Maryland, January 20, 2004 (ENS): People who
eat chicken may be taking in greater amounts of arsenic
than anyone has previously thought. Arsenic concentrations
in young chickens are three times greater than in other
meat and poultry products, U.S. government scientists
report in the January issue of "Environmental Health
Arsenic is an approved animal dietary supplement and
is found in specifically approved drugs added to poultry
and other animal feeds. It is fed to broiler chickens
in the form of Roxarsone (4-hydroxy-3-nitrophenyl arsonic
acid) to control intestinal parasites.
Epidemiologist Tamar Lasky of the National Institute
of Child Health and Development, led the study, working
with a team that included scientists from the U.S. Department
of Agriculture's Food Safety and Inspection Service
Office of Public Health and Science.
At average levels of chicken consumption — 2
ounces a day, or the equivalent of a third to half of
a boneless chicken breast — people ingest about
3.6 to 5.2 micrograms of inorganic arsenic, the most
toxic form of the element.
People who eat an average of 2.1 ounces a day of chicken,
about half a chicken breast, will take in 3.62 to 5.24
micrograms of inorganic arsenic per day, Lasky and her
About one percent of the U.S. population eats as much

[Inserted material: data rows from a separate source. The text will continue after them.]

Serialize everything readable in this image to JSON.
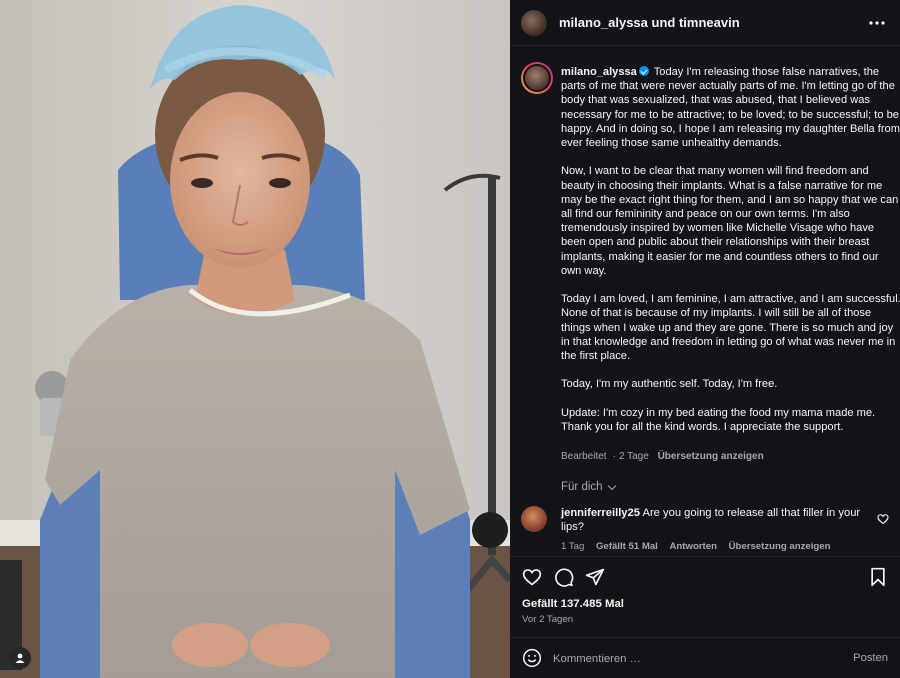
{
  "photo": {
    "alt": "",
    "icon": "person-tag-icon"
  },
  "header": {
    "author": "milano_alyssa",
    "conj": "und",
    "collaborator": "timneavin",
    "more_icon": "more-horizontal-icon"
  },
  "caption": {
    "username": "milano_alyssa",
    "verified": true,
    "paragraphs": [
      "Today I'm releasing those false narratives, the parts of me that were never actually parts of me. I'm letting go of the body that was sexualized, that was abused, that I believed was necessary for me to be attractive; to be loved; to be successful; to be happy. And in doing so, I hope I am releasing my daughter Bella from ever feeling those same unhealthy demands.",
      "Now, I want to be clear that many women will find freedom and beauty in choosing their implants. What is a false narrative for me may be the exact right thing for them, and I am so happy that we can all find our femininity and peace on our own terms. I'm also tremendously inspired by women like Michelle Visage who have been open and public about their relationships with their breast implants, making it easier for me and countless others to find our own way.",
      "Today I am loved, I am feminine, I am attractive, and I am successful. None of that is because of my implants. I will still be all of those things when I wake up and they are gone. There is so much and joy in that knowledge and freedom in letting go of what was never me in the first place.",
      "Today, I'm my authentic self. Today, I'm free.",
      "Update: I'm cozy in my bed eating the food my mama made me. Thank you for all the kind words. I appreciate the support."
    ],
    "meta_edited": "Bearbeitet",
    "meta_time": "2 Tage",
    "meta_translate": "Übersetzung anzeigen"
  },
  "for_you": "Für dich",
  "comment": {
    "username": "jenniferreilly25",
    "text": "Are you going to release all that filler in your lips?",
    "time": "1 Tag",
    "likes": "Gefällt 51 Mal",
    "reply": "Antworten",
    "translate": "Übersetzung anzeigen",
    "like_icon": "heart-outline-icon"
  },
  "actions": {
    "like_icon": "heart-icon",
    "comment_icon": "comment-icon",
    "share_icon": "share-icon",
    "save_icon": "bookmark-icon"
  },
  "likes_text": "Gefällt 137.485 Mal",
  "time_ago": "Vor 2 Tagen",
  "comment_bar": {
    "placeholder": "Kommentieren …",
    "post_label": "Posten",
    "emoji_icon": "emoji-icon"
  },
  "colors": {
    "panel_bg": "#121417",
    "text": "#f5f5f5",
    "muted": "#a8a8a8",
    "verified": "#0095f6"
  }
}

as 10 times that amount of chicken, and takes in a proportionately
larger amount of arsenic, the scientists found.
Bladder, respiratory and skin cancers may result from
a daily intake of 10 to 40 micrograms of arsenic.
A joint expert committee from the UN Food and Agriculture
Organization and the World Health Organization has determined
that a tolerable daily intake of inorganic arsenic to
be two micrograms per kilogram (2.2 pounds) of body
weight per day.
People can also be exposed to arsenic in drinking water,
or by breathing air containing dust or smoke from burning
arsenic treated wood, but chicken consumption can make
up a "sizable proportion of the tolerable daily
intake," Lasky and her team report.
More study is needed to find out exactly how the arsenic
consumed in chicken is metabolized in the human body.
The scientists say that the chemical forms of arsenic
found in chicken muscle "have not been reported
in the literature."
It would be helpful to have more detailed laboratory
information about the forms of inorganic and organic
arsenic remaining in chicken muscle, they write, as
well as the effects of cooking on these forms, and the
metabolism of the ingested arsenic.